Segment Start: DATA FOR THIS TASK

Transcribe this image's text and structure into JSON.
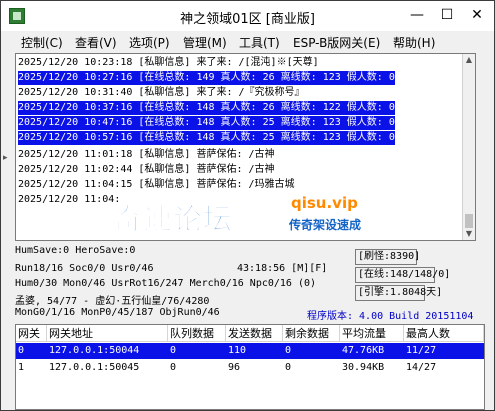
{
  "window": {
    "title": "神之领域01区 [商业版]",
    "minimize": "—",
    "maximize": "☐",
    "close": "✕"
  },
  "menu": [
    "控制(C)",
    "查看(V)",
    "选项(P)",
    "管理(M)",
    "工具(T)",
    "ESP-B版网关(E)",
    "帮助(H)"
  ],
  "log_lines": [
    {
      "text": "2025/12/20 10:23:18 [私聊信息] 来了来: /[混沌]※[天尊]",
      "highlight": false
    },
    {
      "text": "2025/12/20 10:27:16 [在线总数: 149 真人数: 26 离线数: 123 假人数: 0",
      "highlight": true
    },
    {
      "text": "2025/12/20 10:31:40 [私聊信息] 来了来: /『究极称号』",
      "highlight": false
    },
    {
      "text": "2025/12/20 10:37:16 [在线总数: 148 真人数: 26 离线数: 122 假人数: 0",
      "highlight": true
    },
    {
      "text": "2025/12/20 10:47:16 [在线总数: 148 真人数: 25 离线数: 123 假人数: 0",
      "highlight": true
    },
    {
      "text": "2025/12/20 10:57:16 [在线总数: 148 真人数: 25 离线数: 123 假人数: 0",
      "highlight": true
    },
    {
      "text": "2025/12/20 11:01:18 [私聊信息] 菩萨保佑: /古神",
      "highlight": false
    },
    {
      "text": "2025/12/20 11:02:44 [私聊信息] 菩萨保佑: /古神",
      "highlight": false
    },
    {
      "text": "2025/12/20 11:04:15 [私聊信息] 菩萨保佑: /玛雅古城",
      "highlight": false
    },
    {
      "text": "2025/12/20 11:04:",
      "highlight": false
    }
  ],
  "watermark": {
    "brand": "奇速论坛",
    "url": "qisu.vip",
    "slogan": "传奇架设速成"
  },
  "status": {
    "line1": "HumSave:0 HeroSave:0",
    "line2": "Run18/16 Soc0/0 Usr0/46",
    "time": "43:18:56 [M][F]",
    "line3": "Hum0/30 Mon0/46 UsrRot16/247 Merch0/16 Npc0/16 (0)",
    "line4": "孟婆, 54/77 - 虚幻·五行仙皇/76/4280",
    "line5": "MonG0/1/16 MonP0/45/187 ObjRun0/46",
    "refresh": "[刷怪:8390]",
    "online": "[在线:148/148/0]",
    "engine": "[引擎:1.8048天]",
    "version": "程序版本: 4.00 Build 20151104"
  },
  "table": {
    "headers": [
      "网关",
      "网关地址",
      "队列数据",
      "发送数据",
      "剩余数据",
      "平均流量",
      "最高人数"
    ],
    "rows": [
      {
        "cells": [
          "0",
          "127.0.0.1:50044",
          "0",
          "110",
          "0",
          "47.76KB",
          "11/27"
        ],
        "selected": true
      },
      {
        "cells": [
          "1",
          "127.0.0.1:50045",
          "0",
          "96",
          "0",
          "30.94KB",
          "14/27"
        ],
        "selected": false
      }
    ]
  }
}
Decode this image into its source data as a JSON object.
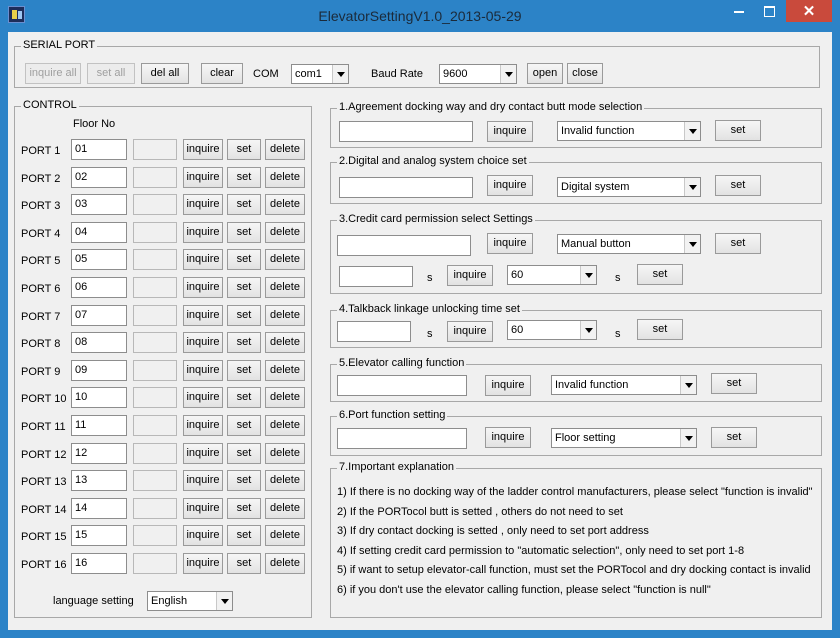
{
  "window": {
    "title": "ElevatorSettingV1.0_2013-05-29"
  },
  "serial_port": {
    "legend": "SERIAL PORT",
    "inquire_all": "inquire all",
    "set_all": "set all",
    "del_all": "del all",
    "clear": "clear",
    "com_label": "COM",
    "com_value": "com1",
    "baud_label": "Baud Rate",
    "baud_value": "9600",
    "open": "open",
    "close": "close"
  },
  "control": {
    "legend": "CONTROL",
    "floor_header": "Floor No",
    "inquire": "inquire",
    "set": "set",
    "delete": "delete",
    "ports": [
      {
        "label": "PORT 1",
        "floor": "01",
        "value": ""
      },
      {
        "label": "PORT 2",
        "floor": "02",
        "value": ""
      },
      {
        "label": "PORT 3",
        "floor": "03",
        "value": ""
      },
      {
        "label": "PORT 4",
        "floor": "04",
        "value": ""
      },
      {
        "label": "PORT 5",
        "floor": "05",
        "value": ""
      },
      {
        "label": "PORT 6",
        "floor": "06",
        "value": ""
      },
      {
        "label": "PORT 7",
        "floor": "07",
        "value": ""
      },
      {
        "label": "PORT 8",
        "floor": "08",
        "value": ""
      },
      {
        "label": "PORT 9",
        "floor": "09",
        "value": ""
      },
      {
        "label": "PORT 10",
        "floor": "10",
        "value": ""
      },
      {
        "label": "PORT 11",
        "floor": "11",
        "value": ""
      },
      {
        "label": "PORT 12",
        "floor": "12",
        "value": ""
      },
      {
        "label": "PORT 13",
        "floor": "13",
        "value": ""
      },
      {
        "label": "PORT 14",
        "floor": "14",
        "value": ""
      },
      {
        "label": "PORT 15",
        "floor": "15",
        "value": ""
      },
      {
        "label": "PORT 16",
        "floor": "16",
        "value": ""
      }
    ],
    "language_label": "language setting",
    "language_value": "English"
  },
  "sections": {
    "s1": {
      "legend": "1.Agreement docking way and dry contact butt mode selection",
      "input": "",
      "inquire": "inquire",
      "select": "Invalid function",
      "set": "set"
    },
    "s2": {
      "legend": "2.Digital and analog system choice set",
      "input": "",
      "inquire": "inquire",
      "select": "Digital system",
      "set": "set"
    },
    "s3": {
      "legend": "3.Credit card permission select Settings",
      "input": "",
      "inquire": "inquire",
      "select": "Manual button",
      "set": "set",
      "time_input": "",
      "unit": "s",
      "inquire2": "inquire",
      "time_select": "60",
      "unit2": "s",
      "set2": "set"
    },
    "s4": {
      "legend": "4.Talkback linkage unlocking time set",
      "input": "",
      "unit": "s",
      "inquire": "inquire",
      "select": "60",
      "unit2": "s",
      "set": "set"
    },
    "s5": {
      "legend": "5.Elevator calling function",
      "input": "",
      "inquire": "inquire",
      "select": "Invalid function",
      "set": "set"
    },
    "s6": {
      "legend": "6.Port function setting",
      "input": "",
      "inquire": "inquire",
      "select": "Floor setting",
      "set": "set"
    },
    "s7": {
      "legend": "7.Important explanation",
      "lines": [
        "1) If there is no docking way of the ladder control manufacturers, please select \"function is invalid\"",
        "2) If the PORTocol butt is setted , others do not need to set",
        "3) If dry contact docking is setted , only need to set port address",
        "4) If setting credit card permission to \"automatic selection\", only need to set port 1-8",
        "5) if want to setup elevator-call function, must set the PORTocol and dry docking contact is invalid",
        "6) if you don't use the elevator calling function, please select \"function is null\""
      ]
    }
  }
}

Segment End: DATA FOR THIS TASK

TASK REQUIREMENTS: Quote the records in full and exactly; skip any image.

WRITTEN ANSWER:
Transcribe this image's text and structure into JSON.
{
  "window": {
    "title": "神之领域01区 [商业版]",
    "minimize": "—",
    "maximize": "☐",
    "close": "✕"
  },
  "menu": [
    "控制(C)",
    "查看(V)",
    "选项(P)",
    "管理(M)",
    "工具(T)",
    "ESP-B版网关(E)",
    "帮助(H)"
  ],
  "log_lines": [
    {
      "text": "2025/12/20 10:23:18 [私聊信息] 来了来: /[混沌]※[天尊]",
      "highlight": false
    },
    {
      "text": "2025/12/20 10:27:16 [在线总数: 149 真人数: 26 离线数: 123 假人数: 0",
      "highlight": true
    },
    {
      "text": "2025/12/20 10:31:40 [私聊信息] 来了来: /『究极称号』",
      "highlight": false
    },
    {
      "text": "2025/12/20 10:37:16 [在线总数: 148 真人数: 26 离线数: 122 假人数: 0",
      "highlight": true
    },
    {
      "text": "2025/12/20 10:47:16 [在线总数: 148 真人数: 25 离线数: 123 假人数: 0",
      "highlight": true
    },
    {
      "text": "2025/12/20 10:57:16 [在线总数: 148 真人数: 25 离线数: 123 假人数: 0",
      "highlight": true
    },
    {
      "text": "2025/12/20 11:01:18 [私聊信息] 菩萨保佑: /古神",
      "highlight": false
    },
    {
      "text": "2025/12/20 11:02:44 [私聊信息] 菩萨保佑: /古神",
      "highlight": false
    },
    {
      "text": "2025/12/20 11:04:15 [私聊信息] 菩萨保佑: /玛雅古城",
      "highlight": false
    },
    {
      "text": "2025/12/20 11:04:",
      "highlight": false
    }
  ],
  "watermark": {
    "brand": "奇速论坛",
    "url": "qisu.vip",
    "slogan": "传奇架设速成"
  },
  "status": {
    "line1": "HumSave:0 HeroSave:0",
    "line2": "Run18/16 Soc0/0 Usr0/46",
    "time": "43:18:56 [M][F]",
    "line3": "Hum0/30 Mon0/46 UsrRot16/247 Merch0/16 Npc0/16 (0)",
    "line4": "孟婆, 54/77 - 虚幻·五行仙皇/76/4280",
    "line5": "MonG0/1/16 MonP0/45/187 ObjRun0/46",
    "refresh": "[刷怪:8390]",
    "online": "[在线:148/148/0]",
    "engine": "[引擎:1.8048天]",
    "version": "程序版本: 4.00 Build 20151104"
  },
  "table": {
    "headers": [
      "网关",
      "网关地址",
      "队列数据",
      "发送数据",
      "剩余数据",
      "平均流量",
      "最高人数"
    ],
    "rows": [
      {
        "cells": [
          "0",
          "127.0.0.1:50044",
          "0",
          "110",
          "0",
          "47.76KB",
          "11/27"
        ],
        "selected": true
      },
      {
        "cells": [
          "1",
          "127.0.0.1:50045",
          "0",
          "96",
          "0",
          "30.94KB",
          "14/27"
        ],
        "selected": false
      }
    ]
  }
}
Decode this image into its source data as a JSON object.
{
  "window": {
    "title": "ElevatorSettingV1.0_2013-05-29"
  },
  "serial_port": {
    "legend": "SERIAL PORT",
    "inquire_all": "inquire all",
    "set_all": "set all",
    "del_all": "del all",
    "clear": "clear",
    "com_label": "COM",
    "com_value": "com1",
    "baud_label": "Baud Rate",
    "baud_value": "9600",
    "open": "open",
    "close": "close"
  },
  "control": {
    "legend": "CONTROL",
    "floor_header": "Floor No",
    "inquire": "inquire",
    "set": "set",
    "delete": "delete",
    "ports": [
      {
        "label": "PORT 1",
        "floor": "01",
        "value": ""
      },
      {
        "label": "PORT 2",
        "floor": "02",
        "value": ""
      },
      {
        "label": "PORT 3",
        "floor": "03",
        "value": ""
      },
      {
        "label": "PORT 4",
        "floor": "04",
        "value": ""
      },
      {
        "label": "PORT 5",
        "floor": "05",
        "value": ""
      },
      {
        "label": "PORT 6",
        "floor": "06",
        "value": ""
      },
      {
        "label": "PORT 7",
        "floor": "07",
        "value": ""
      },
      {
        "label": "PORT 8",
        "floor": "08",
        "value": ""
      },
      {
        "label": "PORT 9",
        "floor": "09",
        "value": ""
      },
      {
        "label": "PORT 10",
        "floor": "10",
        "value": ""
      },
      {
        "label": "PORT 11",
        "floor": "11",
        "value": ""
      },
      {
        "label": "PORT 12",
        "floor": "12",
        "value": ""
      },
      {
        "label": "PORT 13",
        "floor": "13",
        "value": ""
      },
      {
        "label": "PORT 14",
        "floor": "14",
        "value": ""
      },
      {
        "label": "PORT 15",
        "floor": "15",
        "value": ""
      },
      {
        "label": "PORT 16",
        "floor": "16",
        "value": ""
      }
    ],
    "language_label": "language setting",
    "language_value": "English"
  },
  "sections": {
    "s1": {
      "legend": "1.Agreement docking way and dry contact butt mode selection",
      "input": "",
      "inquire": "inquire",
      "select": "Invalid function",
      "set": "set"
    },
    "s2": {
      "legend": "2.Digital and analog system choice set",
      "input": "",
      "inquire": "inquire",
      "select": "Digital system",
      "set": "set"
    },
    "s3": {
      "legend": "3.Credit card permission select Settings",
      "input": "",
      "inquire": "inquire",
      "select": "Manual button",
      "set": "set",
      "time_input": "",
      "unit": "s",
      "inquire2": "inquire",
      "time_select": "60",
      "unit2": "s",
      "set2": "set"
    },
    "s4": {
      "legend": "4.Talkback linkage unlocking time set",
      "input": "",
      "unit": "s",
      "inquire": "inquire",
      "select": "60",
      "unit2": "s",
      "set": "set"
    },
    "s5": {
      "legend": "5.Elevator calling function",
      "input": "",
      "inquire": "inquire",
      "select": "Invalid function",
      "set": "set"
    },
    "s6": {
      "legend": "6.Port function setting",
      "input": "",
      "inquire": "inquire",
      "select": "Floor setting",
      "set": "set"
    },
    "s7": {
      "legend": "7.Important explanation",
      "lines": [
        "1) If there is no docking way of the ladder control manufacturers, please select \"function is invalid\"",
        "2) If the PORTocol butt is setted , others do not need to set",
        "3) If dry contact docking is setted , only need to set port address",
        "4) If setting credit card permission to \"automatic selection\", only need to set port 1-8",
        "5) if want to setup elevator-call function, must set the PORTocol and dry docking contact is invalid",
        "6) if you don't use the elevator calling function, please select \"function is null\""
      ]
    }
  }
}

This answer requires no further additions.